April 1, 2012 in Religion
Move seen as a modernization effort
THE VATICAN, ROME: Officials within the Catholic church confirmed today what several rumor mills had been hinting at: The Church of Latter-Day Saints (LDS) is set to merge with the larger Catholic church over the span of two years. The merger is expected to provide a much needed PR boost for the Catholic church, which has been dogged by pedophilia scandals, membership loss, and the feeling of being a tired and worn out religion. The Mormons will pick up the storied past and gravitas of the Catholic church that has seemed to elude them, as well as a greater network of churches.
“This merger will give us access to key Mormon proselytization techniques, including the fleet of men in white shirts, black ties, and pants on bicycles going door to door,” said Archbishop Father Dowling. “The strategic value of a second ‘home base’ in Utah is also something we’re taking into account.”
Both Catholic and Mormon leaders say that resolving the canonicity of their scripture being melded together will be a challenge, but can be accomplished. “Of course, making sure the stories make sense when put together will be a top priority. Some of us are joking that The Book of Mormon will be the ‘Really New Testament’,” commented Brother Morris of the LDS. “Meshing our rituals and rites are a close second, but we’re all confident this is the best future for our faiths.”
Reactions have been mixed. “While I understand the Catholic church could use a makeover to make it more modern, I’m not sure this is the right move. Why not the Anglicans?” noted Father Mulcahy, a hospital chaplain. “It would really show the unifying power of Christ more than this move would.”

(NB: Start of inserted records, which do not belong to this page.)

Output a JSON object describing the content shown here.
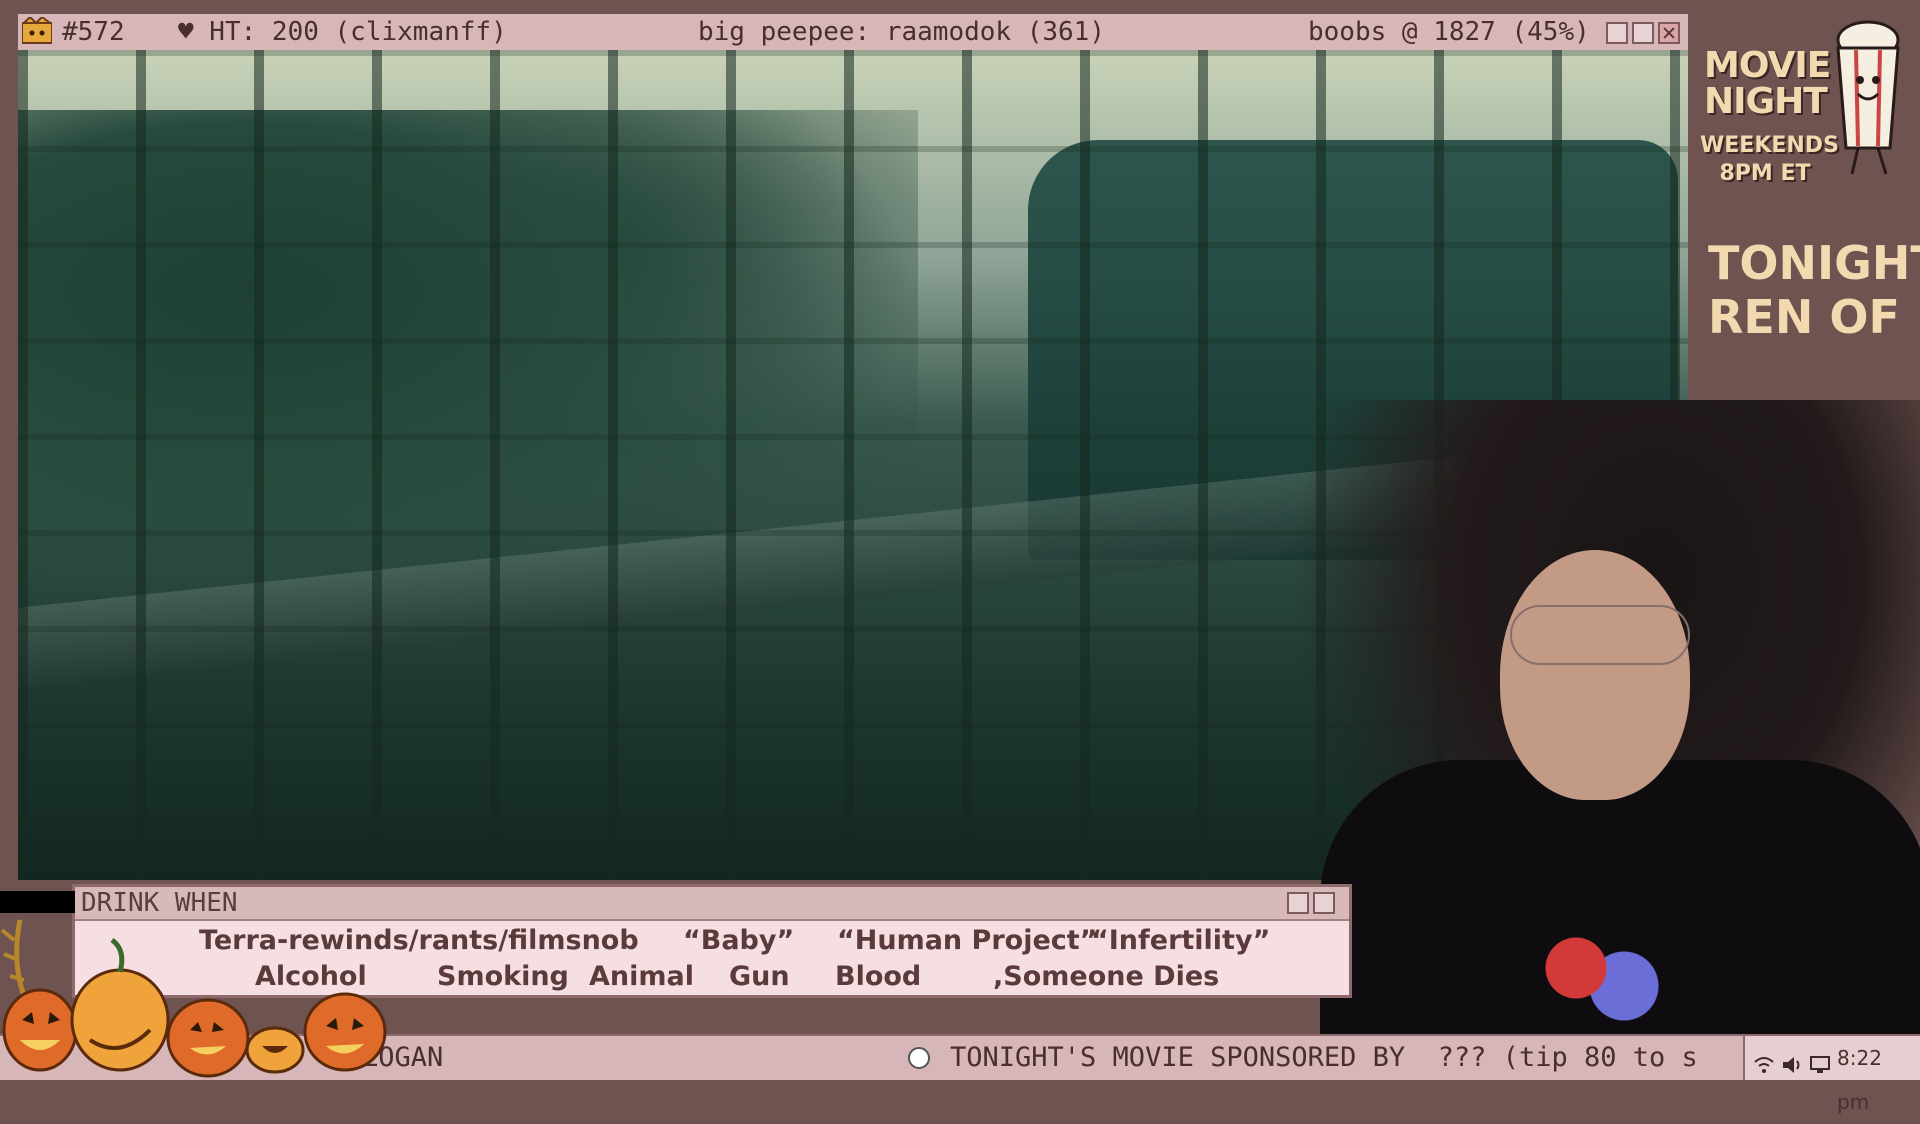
{
  "top_bar": {
    "counter": "#572",
    "hype": "♥ HT: 200 (clixmanff)",
    "peepee": "big peepee: raamodok (361)",
    "boobs": "boobs @ 1827 (45%)"
  },
  "window_controls": [
    "minimize",
    "maximize",
    "close"
  ],
  "side": {
    "movie_night": "MOVIE NIGHT",
    "schedule": "WEEKENDS 8PM ET",
    "tonight_line1": "TONIGHT:",
    "tonight_line2": "REN OF M"
  },
  "drink_when": {
    "title": "DRINK WHEN",
    "row1": [
      "Terra-rewinds/rants/filmsnob",
      "“Baby”",
      "“Human Project”",
      "“Infertility”"
    ],
    "row2": [
      "Alcohol",
      "Smoking",
      "Animal",
      "Gun",
      "Blood",
      ",Someone Dies"
    ]
  },
  "taskbar": {
    "left_text": "LOGAN",
    "ticker": "TONIGHT'S MOVIE SPONSORED BY  ??? (tip 80 to s",
    "clock": "8:22 pm"
  },
  "colors": {
    "bar": "#d6b6b8",
    "panel": "#f6dfe3",
    "background": "#6e5350",
    "accent_text": "#f2d9b0"
  },
  "icons": [
    "crown-icon",
    "heart-icon",
    "popcorn-mascot-icon",
    "pumpkin-icon",
    "network-icon",
    "volume-icon",
    "display-icon"
  ]
}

“I think it’s a great idea,” commented Brother Smock of the LDS. “Mainline Christians have long wanted access to our temple garments to protect them from any number of harms, and now we can share that with so many more people, along with so many other great traditions from the Mormon faith.”

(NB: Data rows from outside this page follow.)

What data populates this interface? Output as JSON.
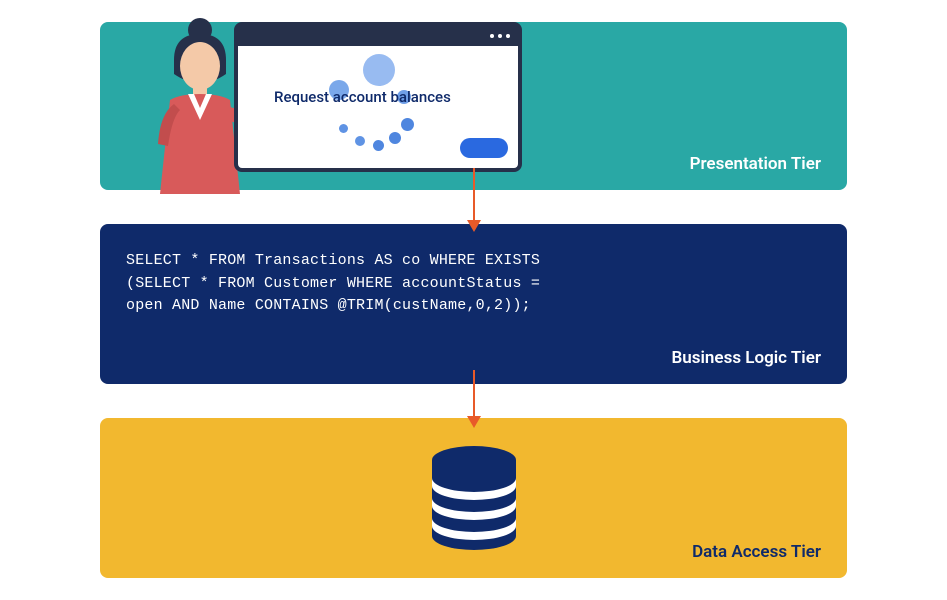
{
  "tiers": {
    "presentation": {
      "label": "Presentation Tier"
    },
    "logic": {
      "label": "Business Logic Tier"
    },
    "data": {
      "label": "Data Access Tier"
    }
  },
  "window": {
    "request_text": "Request account balances"
  },
  "sql": {
    "line1": "SELECT * FROM Transactions AS co WHERE EXISTS",
    "line2": "(SELECT * FROM Customer WHERE accountStatus =",
    "line3": "open AND Name CONTAINS @TRIM(custName,0,2));"
  },
  "colors": {
    "presentation_bg": "#29a8a5",
    "logic_bg": "#0f2a6a",
    "data_bg": "#f2b82f",
    "arrow": "#e85a29",
    "accent_blue": "#2a69e0"
  }
}
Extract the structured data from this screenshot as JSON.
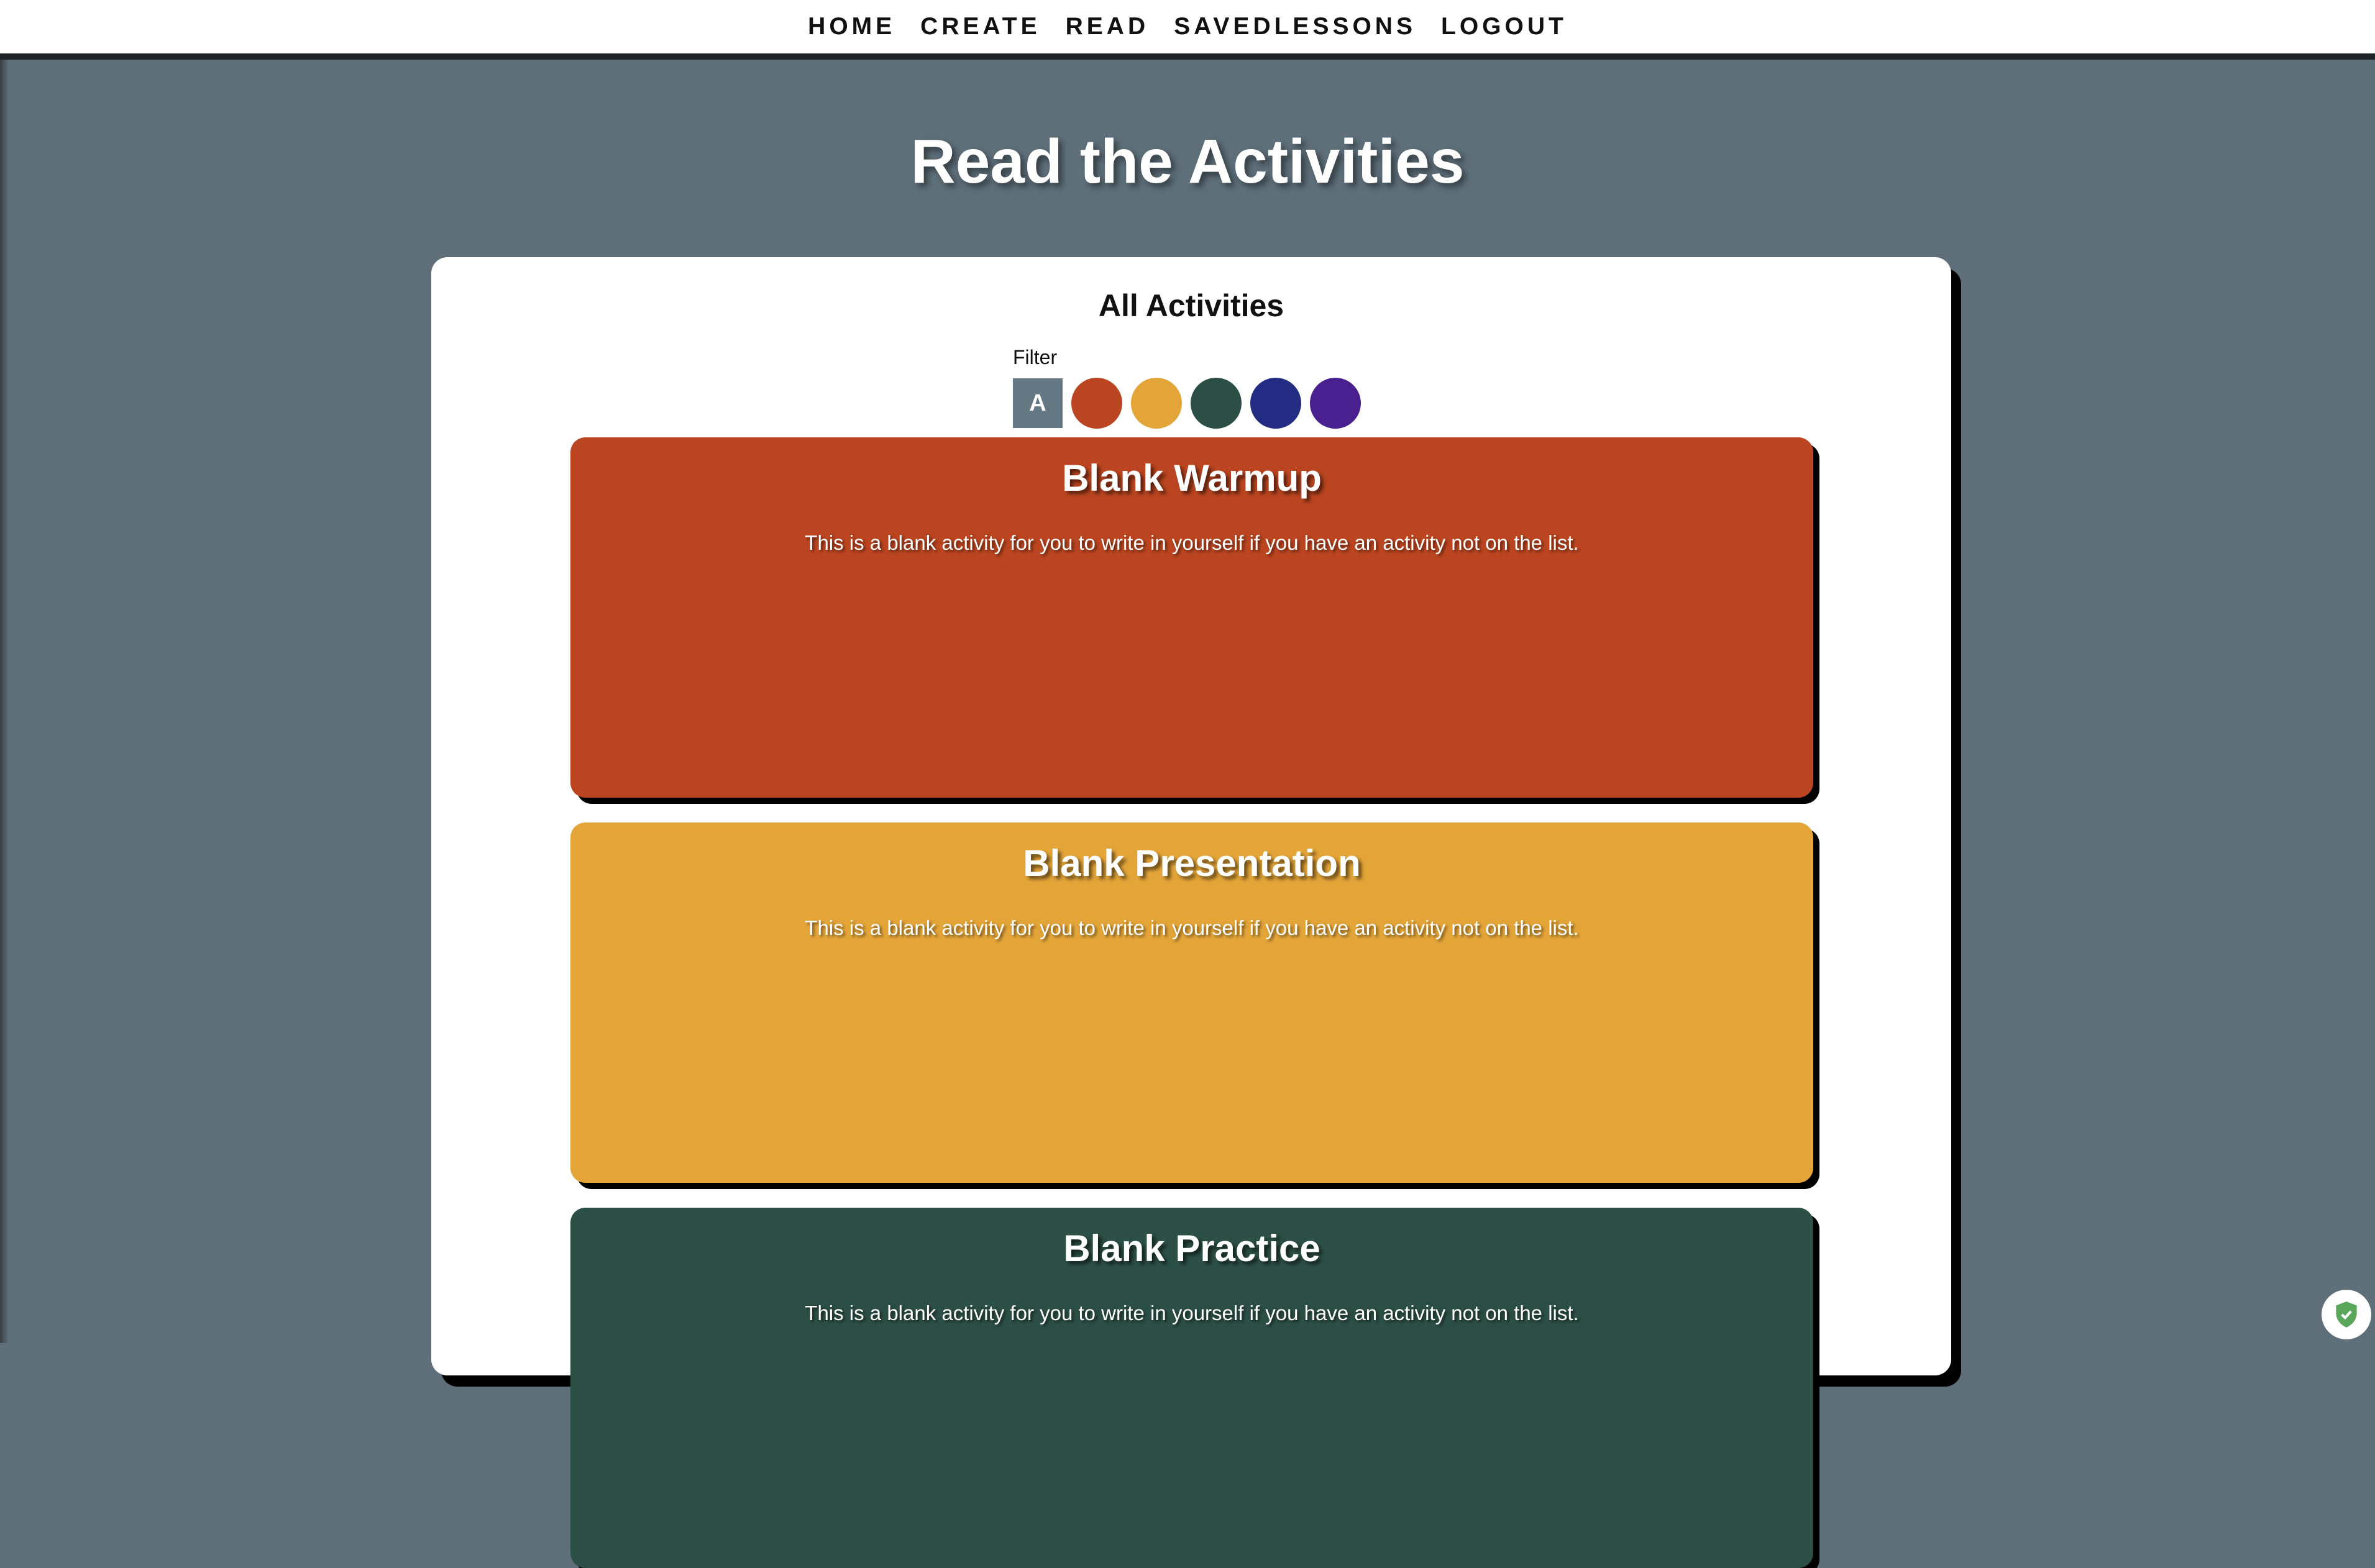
{
  "nav": {
    "items": [
      {
        "label": "HOME"
      },
      {
        "label": "CREATE"
      },
      {
        "label": "READ"
      },
      {
        "label": "SAVEDLESSONS"
      },
      {
        "label": "LOGOUT"
      }
    ]
  },
  "page": {
    "title": "Read the Activities"
  },
  "panel": {
    "title": "All Activities",
    "filter_label": "Filter",
    "filter_all_label": "A",
    "filter_colors": [
      "#bb4520",
      "#e4a538",
      "#2c4f45",
      "#232c83",
      "#4a1f8f"
    ]
  },
  "activities": [
    {
      "title": "Blank Warmup",
      "description": "This is a blank activity for you to write in yourself if you have an activity not on the list.",
      "color": "#bb4520"
    },
    {
      "title": "Blank Presentation",
      "description": "This is a blank activity for you to write in yourself if you have an activity not on the list.",
      "color": "#e4a538"
    },
    {
      "title": "Blank Practice",
      "description": "This is a blank activity for you to write in yourself if you have an activity not on the list.",
      "color": "#2c4f45"
    }
  ],
  "badge": {
    "icon": "shield-check-icon"
  }
}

The news comes approximately one year after the failure of popular Protestant merger between Methodists and Episcopalians, scuttled due to federal regulations.